“Let’s put this whole episode to bed,” the former President said.
At the height of the Cold War, only a year after the Cuban Missile Crisis, the gorgeous teenage model had simultaneous affairs with a Russian diplomat and Britain’s secretary of state for war, John Profumo.
Profumo, a senior figure in Harold Macmillan’s Tory government, was married and, of course, privy to all the country’s military secrets.
What sealed Profumo’s fate was false denial of the affair in a speech to the House of Commons.
Sexual hanky-panky with a mistress, tut-tut.
Sharing the mistress with the country’s greatest enemy when you know state secrets and could be blackmailed, well, a bit of a problem.
Lying to fellow MPs, goodbye.
In the wake of the scandal, Keeler posed for one of the great photos of the era.
Served there for 53 years.
Who does he want to succeed him? It’s a shocker:
He endorsed his eldest son, John Conyers III, to succeed him in Congress. –Detroit News
Comment: Btw, I think Nancy Pelosi upped the pressure on him because of next Tuesday’s Alabama election. Better for the party to go into that election without that albatross.
He’s Blake Farenthold (R-TX). $84,000 settlement.
Name ’em. Shame ’em.
Shame the party if they don’t cut off campaign funds to him.
Transparency on the whole thing so the voters (primary and general) can decide whether to keep him, if he doesn’t resign in disgrace.
Rep. Raul M. Grijalva quietly arranged a “severance package” in 2015 for one of his top staffers who threatened a lawsuit claiming the Arizona Democrat was frequently drunk and created a hostile workplace environment, revealing yet another way that lawmakers can use taxpayer dollars to hide their misbehavior on Capitol Hill.

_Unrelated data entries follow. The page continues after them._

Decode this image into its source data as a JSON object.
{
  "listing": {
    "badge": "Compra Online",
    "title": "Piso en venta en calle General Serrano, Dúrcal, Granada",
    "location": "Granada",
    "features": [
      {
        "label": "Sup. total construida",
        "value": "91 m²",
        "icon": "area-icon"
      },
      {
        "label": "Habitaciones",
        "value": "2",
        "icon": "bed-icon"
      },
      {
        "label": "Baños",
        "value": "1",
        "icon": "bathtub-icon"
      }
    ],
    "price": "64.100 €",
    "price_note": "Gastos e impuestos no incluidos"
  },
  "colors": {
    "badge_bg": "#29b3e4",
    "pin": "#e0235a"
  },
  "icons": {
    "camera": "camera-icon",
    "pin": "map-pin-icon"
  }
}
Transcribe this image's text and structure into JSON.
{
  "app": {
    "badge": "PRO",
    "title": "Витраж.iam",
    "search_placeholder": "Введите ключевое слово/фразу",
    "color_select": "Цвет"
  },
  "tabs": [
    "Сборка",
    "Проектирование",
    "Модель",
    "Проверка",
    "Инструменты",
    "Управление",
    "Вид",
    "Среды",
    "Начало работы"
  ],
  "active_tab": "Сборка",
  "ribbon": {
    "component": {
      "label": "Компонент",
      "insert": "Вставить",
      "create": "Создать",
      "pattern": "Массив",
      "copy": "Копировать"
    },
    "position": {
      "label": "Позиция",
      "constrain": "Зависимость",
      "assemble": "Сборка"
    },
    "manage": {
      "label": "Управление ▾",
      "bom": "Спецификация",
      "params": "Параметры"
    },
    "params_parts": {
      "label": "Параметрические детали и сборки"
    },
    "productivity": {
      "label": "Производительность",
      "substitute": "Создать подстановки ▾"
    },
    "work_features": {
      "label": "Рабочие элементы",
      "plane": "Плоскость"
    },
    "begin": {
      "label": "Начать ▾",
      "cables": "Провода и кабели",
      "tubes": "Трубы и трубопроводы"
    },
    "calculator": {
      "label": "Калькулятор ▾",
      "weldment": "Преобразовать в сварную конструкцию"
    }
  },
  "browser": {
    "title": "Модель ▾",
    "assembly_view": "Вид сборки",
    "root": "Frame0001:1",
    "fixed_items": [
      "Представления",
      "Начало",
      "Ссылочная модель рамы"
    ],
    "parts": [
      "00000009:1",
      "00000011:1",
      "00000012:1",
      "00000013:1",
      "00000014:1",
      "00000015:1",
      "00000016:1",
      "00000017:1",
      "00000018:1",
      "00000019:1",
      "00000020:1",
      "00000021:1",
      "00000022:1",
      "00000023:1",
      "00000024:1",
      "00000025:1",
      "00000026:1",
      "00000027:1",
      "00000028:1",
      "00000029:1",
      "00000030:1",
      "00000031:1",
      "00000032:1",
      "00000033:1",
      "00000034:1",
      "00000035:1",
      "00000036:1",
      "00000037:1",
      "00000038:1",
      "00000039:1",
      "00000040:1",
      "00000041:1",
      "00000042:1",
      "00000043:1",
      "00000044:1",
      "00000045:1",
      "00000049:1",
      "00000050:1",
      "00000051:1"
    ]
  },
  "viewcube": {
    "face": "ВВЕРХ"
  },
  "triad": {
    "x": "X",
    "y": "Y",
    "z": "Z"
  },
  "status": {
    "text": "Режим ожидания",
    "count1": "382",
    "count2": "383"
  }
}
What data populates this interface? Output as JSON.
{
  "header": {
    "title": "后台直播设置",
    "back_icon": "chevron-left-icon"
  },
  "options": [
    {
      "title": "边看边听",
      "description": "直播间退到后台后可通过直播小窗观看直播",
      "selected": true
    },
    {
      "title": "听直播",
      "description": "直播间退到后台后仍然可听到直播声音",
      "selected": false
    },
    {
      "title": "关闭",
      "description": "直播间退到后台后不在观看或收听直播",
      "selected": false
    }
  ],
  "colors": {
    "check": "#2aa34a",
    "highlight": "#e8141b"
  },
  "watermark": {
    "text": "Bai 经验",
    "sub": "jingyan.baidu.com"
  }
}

While the Office of Compliance has been the focus of outrage on Capitol Hill for hush-money payouts in sexual harassment cases, the Grijalva payout points to another office that lawmakers can use to sweep accusations under the rug with taxpayer-funded settlements negotiated by the House Employment Counsel, which acts as the attorney for all House offices. –Washington Times
Media bias alert: The article appears–and is fairly reported–in the Congressman’s local paper, Tucson.com and The Arizona Star (link here).
But, so far, NO mainstream media have run it.
Comment: Now comes the hard question for Nancy Pelosi. Is Raul an icon?
Second question: What’s the over/under on time until Conyers and Grijalva play the “oppressed minority, unfairly treated” card?
Roberts made her comment on ABC’s This Week. (Transcript here)
PALMER: I don’t think that the culture has — we haven’t seen major shift, right? And I would also just point out, members policing themselves, a very bad track record of it, whether it’s about these kind of scandals, whether it’s about how they use their finances. There is — nobody is saying that they’re going to change the whole process by which this is done, that they’re going to throw out members if they actually have sexual harassment cases. This is a big problem for them.
ROBERTS: The fact that people are willing to be public can change things. I mean, we all talked about for years.
RADDATZ: A little bit at a time.
ROBERTS: Don’t get in the elevator with him, you know, and the whole every female in the press corps knew that, right, don’t get in elevator with him. Now people are saying it out loud. And I think that does make a difference.
Comment: She apparently did not recognize that her admission is as damning to the cozy DC press as it is to Conyers.
She was casually reporting that, even after the Weinstein scandal, no one in the Washington Press corps was willing to expose what all insiders knew.
Btw, I didn’t see other news outlets picking up Roberts’ admission and broadcasting it widely.
Media bias involves omission, as well as commission.
Comment #2: If Conyers’ conduct was habitual and well-known, then Nancy Pelosi’s defense of him is even more noxious.
Comment #3: Please note that I have written extensively on Roy Moore’s predatory behavior. This post about Conyers is not a partisan one.